(Entries from a dataset of interfaces)
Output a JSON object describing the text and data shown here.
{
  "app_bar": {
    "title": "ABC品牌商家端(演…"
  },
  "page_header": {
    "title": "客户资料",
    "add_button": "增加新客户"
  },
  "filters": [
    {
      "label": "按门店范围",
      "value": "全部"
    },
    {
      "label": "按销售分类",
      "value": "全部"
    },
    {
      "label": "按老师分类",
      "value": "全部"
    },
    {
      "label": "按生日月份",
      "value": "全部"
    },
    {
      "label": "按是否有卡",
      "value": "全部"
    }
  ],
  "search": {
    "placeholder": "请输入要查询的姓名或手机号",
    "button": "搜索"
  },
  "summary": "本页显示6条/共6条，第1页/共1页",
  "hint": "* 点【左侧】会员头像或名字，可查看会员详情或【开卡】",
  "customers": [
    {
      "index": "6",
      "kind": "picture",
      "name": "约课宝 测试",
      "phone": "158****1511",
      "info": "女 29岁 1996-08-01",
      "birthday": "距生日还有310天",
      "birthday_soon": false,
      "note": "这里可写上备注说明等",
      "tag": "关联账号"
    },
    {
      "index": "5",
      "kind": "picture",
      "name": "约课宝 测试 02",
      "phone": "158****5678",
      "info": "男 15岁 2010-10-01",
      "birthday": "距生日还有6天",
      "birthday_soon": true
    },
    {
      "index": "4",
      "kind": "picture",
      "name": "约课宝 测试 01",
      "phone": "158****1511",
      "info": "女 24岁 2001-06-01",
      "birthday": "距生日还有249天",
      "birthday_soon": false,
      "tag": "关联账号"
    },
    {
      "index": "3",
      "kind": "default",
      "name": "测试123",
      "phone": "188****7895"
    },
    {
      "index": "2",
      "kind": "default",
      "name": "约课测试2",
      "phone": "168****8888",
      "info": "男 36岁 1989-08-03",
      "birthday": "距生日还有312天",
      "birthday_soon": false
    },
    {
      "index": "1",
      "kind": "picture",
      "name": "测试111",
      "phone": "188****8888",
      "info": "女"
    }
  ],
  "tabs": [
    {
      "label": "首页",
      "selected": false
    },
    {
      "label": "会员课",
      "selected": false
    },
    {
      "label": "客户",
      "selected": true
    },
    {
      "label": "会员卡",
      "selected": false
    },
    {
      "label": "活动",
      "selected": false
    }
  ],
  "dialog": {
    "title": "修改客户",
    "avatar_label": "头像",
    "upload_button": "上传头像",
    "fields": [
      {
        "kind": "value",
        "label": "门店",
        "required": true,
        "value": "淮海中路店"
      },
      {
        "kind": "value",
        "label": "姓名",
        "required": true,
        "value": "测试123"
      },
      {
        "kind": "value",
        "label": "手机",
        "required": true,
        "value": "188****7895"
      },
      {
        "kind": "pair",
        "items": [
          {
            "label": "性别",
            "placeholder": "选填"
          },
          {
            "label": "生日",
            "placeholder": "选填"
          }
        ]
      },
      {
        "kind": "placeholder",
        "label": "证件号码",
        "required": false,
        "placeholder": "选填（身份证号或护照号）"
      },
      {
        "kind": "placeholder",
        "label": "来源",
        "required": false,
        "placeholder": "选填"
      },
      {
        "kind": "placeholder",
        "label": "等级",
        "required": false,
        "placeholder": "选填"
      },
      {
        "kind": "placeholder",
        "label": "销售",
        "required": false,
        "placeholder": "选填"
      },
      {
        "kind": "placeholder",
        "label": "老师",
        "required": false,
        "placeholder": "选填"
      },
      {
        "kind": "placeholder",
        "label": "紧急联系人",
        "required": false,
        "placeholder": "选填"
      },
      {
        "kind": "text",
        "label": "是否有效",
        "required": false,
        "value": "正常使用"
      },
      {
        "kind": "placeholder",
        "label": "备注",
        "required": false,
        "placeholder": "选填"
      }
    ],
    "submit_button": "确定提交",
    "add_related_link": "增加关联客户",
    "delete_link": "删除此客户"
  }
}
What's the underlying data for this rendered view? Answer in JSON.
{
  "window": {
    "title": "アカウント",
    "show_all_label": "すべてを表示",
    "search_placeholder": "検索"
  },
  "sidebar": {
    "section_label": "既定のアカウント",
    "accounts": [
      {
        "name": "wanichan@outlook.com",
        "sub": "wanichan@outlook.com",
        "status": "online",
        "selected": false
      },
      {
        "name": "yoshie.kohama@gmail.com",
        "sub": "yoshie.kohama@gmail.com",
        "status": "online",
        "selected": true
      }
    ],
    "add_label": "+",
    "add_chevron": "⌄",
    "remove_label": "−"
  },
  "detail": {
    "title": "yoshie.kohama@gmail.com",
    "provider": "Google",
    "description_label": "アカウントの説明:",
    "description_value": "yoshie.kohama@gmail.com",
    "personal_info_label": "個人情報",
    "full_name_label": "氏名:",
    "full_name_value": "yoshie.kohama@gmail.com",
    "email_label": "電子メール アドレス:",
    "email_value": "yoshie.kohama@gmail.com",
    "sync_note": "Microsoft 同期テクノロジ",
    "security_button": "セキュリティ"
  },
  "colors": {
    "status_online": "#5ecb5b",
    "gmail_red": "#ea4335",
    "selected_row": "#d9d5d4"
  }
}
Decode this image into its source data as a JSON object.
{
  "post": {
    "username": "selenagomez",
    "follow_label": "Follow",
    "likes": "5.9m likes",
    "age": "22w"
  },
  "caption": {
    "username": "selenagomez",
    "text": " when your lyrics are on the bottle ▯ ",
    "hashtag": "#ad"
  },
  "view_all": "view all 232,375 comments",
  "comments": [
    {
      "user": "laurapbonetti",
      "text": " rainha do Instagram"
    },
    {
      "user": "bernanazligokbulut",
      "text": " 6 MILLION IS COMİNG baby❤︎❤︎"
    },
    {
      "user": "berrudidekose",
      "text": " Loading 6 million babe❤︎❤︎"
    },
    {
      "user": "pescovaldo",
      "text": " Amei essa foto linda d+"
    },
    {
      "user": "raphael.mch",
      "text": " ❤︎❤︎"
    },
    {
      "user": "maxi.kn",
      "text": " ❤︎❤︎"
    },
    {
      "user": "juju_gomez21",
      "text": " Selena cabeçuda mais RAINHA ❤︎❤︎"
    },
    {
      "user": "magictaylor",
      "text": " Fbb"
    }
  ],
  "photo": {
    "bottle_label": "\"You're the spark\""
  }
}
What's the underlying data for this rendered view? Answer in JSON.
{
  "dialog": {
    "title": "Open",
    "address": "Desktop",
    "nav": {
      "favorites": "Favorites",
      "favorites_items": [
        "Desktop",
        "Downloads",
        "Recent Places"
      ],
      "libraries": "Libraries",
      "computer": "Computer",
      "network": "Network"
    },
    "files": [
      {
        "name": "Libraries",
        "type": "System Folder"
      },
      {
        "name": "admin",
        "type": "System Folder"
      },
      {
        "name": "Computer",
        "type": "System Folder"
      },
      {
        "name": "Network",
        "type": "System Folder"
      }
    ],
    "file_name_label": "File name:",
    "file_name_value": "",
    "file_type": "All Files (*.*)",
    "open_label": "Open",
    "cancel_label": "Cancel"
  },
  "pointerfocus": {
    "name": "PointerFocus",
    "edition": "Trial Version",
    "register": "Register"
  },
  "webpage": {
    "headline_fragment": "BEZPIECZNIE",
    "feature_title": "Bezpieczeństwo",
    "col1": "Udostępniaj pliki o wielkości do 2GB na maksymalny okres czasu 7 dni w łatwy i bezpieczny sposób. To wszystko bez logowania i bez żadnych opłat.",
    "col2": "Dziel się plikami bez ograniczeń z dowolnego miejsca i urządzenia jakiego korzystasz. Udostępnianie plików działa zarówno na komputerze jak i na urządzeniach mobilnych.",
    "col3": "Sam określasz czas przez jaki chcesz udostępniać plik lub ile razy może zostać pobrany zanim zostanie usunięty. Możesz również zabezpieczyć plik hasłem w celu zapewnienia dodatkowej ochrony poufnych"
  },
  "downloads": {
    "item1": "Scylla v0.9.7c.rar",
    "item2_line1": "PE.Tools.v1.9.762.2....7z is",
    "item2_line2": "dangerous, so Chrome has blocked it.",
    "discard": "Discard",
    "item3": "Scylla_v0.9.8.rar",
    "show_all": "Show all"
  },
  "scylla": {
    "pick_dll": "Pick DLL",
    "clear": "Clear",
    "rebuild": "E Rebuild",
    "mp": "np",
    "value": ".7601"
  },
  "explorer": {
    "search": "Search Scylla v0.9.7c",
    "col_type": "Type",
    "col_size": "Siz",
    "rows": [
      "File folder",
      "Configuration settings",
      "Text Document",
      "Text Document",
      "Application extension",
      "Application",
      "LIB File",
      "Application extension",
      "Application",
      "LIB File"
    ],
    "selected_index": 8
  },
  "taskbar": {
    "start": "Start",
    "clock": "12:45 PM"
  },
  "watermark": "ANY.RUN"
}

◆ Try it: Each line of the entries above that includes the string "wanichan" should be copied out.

◆ Response below:
        "name": "wanichan@outlook.com",
        "sub": "wanichan@outlook.com",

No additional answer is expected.